Have I mentioned how much I love going to college? I embrace the entire experience. It is very surreal to me. Surreal, i.e. strange, weird, unreal, dreamlike, bizarre…it is all of these and more.
I go to a local community college. There are loads of students my age. Many of them are displaced workers who lost their livelihood when the economy lost its MoJo. Like me, they are retraining.
We are all getting a second chance. I plan to make the most of it.
Every decision I make is centered toward me obtaining my goal of a college education. This is important to me for two reasons.
- My children will know that they too can achieve their goals.
- We will have more options for our life.
Going to school is hard work and I’ve found that if I want this dream, I will be tested.
The following is a description of how I got from A to B. Use it as a guide and also a caution as to what obstacles you may expect to pop up along the way. Pack your bags and be ready…you’re in for a bumpy ride.
I started this journey not on a whim, but I decided this was the path I would pursue on very short order.
I received a letter explaining that I may qualify for a Pell Grant. In this letter was a web address that I could log onto and complete the FASFA (student aid) application. I never thought I would qualify for a Pell grant, but I did. That was the easy part.
Then I logged onto the local community college website and found out what I needed to do to get enrolled. Classes were scheduled to begin in 19 days. I had less than 3 weeks.
I completed the application.
I requested my transcripts, including my high school diploma.
I got immunized.
And then I followed up.
And that girlfriends is the key. Success means you stay on top of things, otherwise you get lost in the shuffle. Don’t wait – DO!
I programmed the number for the Admissions Office and Financial Aid into my cell phone. At least once, sometimes twice a week, I called to find out where the name Consolata Querme was in the queue.
Finally, my admissions packet was complete and I got an appointment with my advisor.
I worked with my advisor to get enrolled in the few classes that were left. There are so many displaced workers in my area. Enrollment at the college is up between 30-40% depending on who you talk to. This means that many courses that normally would be available to an entering Freshman were full – even overfull.
So, I got my schedule and next I had to pay my tuition.
I headed straight to the financial aid office.
This is what is important to know about Financial Aid – a lot of stuff goes into that office, but not much comes out. Don’t get discouraged. Go back, stop by, check in. Don’t just wait for them to send something to you.
When I checked in I discovered that there was some problem with the number of college credits it “appeared” I had earned. Because of this I was on “hold” status. They gave me an appeal form to complete and send back.
Next, I went to the Business Office and signed an “I wish I could pay for college” promissory note. This gave me 30 days to figure out financial aid or make a tuition payment of $638.

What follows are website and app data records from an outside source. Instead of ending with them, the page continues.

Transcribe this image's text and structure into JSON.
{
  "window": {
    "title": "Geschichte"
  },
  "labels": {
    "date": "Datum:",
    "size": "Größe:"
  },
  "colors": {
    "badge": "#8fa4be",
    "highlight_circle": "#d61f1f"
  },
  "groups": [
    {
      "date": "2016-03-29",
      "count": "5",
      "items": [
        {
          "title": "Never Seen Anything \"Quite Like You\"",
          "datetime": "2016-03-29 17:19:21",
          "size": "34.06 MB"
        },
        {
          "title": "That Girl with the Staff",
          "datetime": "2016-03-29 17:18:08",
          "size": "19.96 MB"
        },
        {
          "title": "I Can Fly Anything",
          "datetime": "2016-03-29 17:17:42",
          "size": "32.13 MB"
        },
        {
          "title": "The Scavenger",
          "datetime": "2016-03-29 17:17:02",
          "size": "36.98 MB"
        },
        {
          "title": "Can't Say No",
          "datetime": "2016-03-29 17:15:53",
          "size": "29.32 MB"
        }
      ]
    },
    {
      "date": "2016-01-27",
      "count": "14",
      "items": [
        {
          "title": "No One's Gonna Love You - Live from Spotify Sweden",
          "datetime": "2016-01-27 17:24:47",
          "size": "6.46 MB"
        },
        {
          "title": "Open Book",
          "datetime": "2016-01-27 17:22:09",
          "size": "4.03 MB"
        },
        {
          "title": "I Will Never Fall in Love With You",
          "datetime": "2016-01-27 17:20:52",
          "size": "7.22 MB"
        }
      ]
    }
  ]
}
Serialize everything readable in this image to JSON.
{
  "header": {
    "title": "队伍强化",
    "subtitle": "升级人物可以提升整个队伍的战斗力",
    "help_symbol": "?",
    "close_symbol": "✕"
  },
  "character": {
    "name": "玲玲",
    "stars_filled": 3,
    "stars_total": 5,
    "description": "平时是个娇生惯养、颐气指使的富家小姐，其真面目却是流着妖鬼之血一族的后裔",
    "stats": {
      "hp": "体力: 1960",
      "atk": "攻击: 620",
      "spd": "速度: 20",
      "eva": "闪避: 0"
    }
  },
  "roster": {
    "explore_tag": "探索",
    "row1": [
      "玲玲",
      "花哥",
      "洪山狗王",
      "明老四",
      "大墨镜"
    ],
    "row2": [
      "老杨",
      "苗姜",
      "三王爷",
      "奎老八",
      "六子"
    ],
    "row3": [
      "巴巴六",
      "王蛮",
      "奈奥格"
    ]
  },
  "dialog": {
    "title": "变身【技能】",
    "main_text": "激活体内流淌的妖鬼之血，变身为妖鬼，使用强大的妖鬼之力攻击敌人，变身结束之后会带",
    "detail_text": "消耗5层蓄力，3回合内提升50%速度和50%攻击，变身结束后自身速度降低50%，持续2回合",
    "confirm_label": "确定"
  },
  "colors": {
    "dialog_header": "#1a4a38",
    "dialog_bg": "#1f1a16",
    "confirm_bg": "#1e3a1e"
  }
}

Next I went to the Book Store. Because I didn’t have my financial aid in place, I took every dime out of my savings to purchase my books.
When I got home, I immediately wrote the letter for financial aid and submitted it back to them. Then I waited.
After all of that, here I am, enrolled and ready for school. I’ve got the laptop, backpack, binders, folders, paper and pencil. Now what?
Well I started classes a week late because I began the application and enrollment process rather late. I’ve been playing catch up ever since.
One of my courses was cancelled due to low enrollment. I jumped through flaming hoops of fire to get this course added back to my schedule as a Directed Study Course. I needed it so I didn’t fall below full-time status for financial aid.
Next, the unemployment/training debacle happened (see previous blog).
This time I had to set myself on fire and then jump through flaming hoops to continue to receive my benefits and go to college.
In the interim, I received a letter from the Admissions Office. Twenty-two of my college credits have transferred. Score! Victory! Great! Back to financial aid.
I stopped into their office the next time I was at school. This wonderfully helpful woman looked over all of my stuff and said, “you’re all set.” :You should get a letter soon.”
Two weeks later, still nothing. So, I dropped in again. Finally, on Thursday I confirmed that they have mailed an award letter. I’m waiting expectantly by the mailbox.
So, this is how I have been tested – and will continue to be tested as I work toward this goal. My dad said something to me that summed it all up. He said at some point the scales will tip and I will not be able to imagine doing anything else but going to school. Right now it seems like a choice, in the future it won’t be a choice anymore, it will just be.
I’m certain My Girl Oprah would be proud of my desire and tenacity. Sometimes I surprise myself.